GIVEN RECORDS>
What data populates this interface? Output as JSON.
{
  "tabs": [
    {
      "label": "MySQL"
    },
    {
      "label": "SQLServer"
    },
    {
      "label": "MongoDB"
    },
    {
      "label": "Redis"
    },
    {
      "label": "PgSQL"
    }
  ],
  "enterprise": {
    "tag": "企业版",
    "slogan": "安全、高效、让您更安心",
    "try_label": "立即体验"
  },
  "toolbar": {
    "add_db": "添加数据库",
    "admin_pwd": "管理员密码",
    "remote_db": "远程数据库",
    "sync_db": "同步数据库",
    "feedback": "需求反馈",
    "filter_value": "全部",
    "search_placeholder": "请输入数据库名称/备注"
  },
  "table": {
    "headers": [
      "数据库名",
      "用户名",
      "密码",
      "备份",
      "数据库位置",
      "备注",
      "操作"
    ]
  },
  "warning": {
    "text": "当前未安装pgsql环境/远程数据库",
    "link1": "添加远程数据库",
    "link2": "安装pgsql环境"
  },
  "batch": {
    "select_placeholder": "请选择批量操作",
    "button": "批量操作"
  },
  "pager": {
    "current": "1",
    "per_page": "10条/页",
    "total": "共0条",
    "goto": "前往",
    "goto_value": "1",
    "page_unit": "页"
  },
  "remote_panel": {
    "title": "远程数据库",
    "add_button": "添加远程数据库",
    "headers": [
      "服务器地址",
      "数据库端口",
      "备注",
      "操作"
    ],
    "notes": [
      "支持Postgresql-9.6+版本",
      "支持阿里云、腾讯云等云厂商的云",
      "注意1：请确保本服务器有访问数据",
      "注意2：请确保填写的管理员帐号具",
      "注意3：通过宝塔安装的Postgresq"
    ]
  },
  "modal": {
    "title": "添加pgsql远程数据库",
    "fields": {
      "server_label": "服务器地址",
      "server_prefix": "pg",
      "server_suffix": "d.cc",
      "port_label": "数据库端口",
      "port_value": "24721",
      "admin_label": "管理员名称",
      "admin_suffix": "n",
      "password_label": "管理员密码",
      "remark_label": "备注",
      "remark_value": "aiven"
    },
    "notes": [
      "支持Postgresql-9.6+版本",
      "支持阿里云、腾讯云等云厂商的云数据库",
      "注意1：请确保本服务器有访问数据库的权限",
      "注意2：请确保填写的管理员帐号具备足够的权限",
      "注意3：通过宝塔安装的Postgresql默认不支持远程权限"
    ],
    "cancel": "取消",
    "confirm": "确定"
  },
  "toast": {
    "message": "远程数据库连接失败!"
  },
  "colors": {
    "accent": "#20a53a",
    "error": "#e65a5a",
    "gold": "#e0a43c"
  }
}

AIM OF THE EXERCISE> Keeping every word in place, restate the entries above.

WRITTEN SOLUTION>
What data populates this interface? Output as JSON.
{
  "tabs": [
    {
      "label": "MySQL"
    },
    {
      "label": "SQLServer"
    },
    {
      "label": "MongoDB"
    },
    {
      "label": "Redis"
    },
    {
      "label": "PgSQL"
    }
  ],
  "enterprise": {
    "tag": "企业版",
    "slogan": "安全、高效、让您更安心",
    "try_label": "立即体验"
  },
  "toolbar": {
    "add_db": "添加数据库",
    "admin_pwd": "管理员密码",
    "remote_db": "远程数据库",
    "sync_db": "同步数据库",
    "feedback": "需求反馈",
    "filter_value": "全部",
    "search_placeholder": "请输入数据库名称/备注"
  },
  "table": {
    "headers": [
      "数据库名",
      "用户名",
      "密码",
      "备份",
      "数据库位置",
      "备注",
      "操作"
    ]
  },
  "warning": {
    "text": "当前未安装pgsql环境/远程数据库",
    "link1": "添加远程数据库",
    "link2": "安装pgsql环境"
  },
  "batch": {
    "select_placeholder": "请选择批量操作",
    "button": "批量操作"
  },
  "pager": {
    "current": "1",
    "per_page": "10条/页",
    "total": "共0条",
    "goto": "前往",
    "goto_value": "1",
    "page_unit": "页"
  },
  "remote_panel": {
    "title": "远程数据库",
    "add_button": "添加远程数据库",
    "headers": [
      "服务器地址",
      "数据库端口",
      "备注",
      "操作"
    ],
    "notes": [
      "支持Postgresql-9.6+版本",
      "支持阿里云、腾讯云等云厂商的云",
      "注意1：请确保本服务器有访问数据",
      "注意2：请确保填写的管理员帐号具",
      "注意3：通过宝塔安装的Postgresq"
    ]
  },
  "modal": {
    "title": "添加pgsql远程数据库",
    "fields": {
      "server_label": "服务器地址",
      "server_prefix": "pg",
      "server_suffix": "d.cc",
      "port_label": "数据库端口",
      "port_value": "24721",
      "admin_label": "管理员名称",
      "admin_suffix": "n",
      "password_label": "管理员密码",
      "remark_label": "备注",
      "remark_value": "aiven"
    },
    "notes": [
      "支持Postgresql-9.6+版本",
      "支持阿里云、腾讯云等云厂商的云数据库",
      "注意1：请确保本服务器有访问数据库的权限",
      "注意2：请确保填写的管理员帐号具备足够的权限",
      "注意3：通过宝塔安装的Postgresql默认不支持远程权限"
    ],
    "cancel": "取消",
    "confirm": "确定"
  },
  "toast": {
    "message": "远程数据库连接失败!"
  },
  "colors": {
    "accent": "#20a53a",
    "error": "#e65a5a",
    "gold": "#e0a43c"
  }
}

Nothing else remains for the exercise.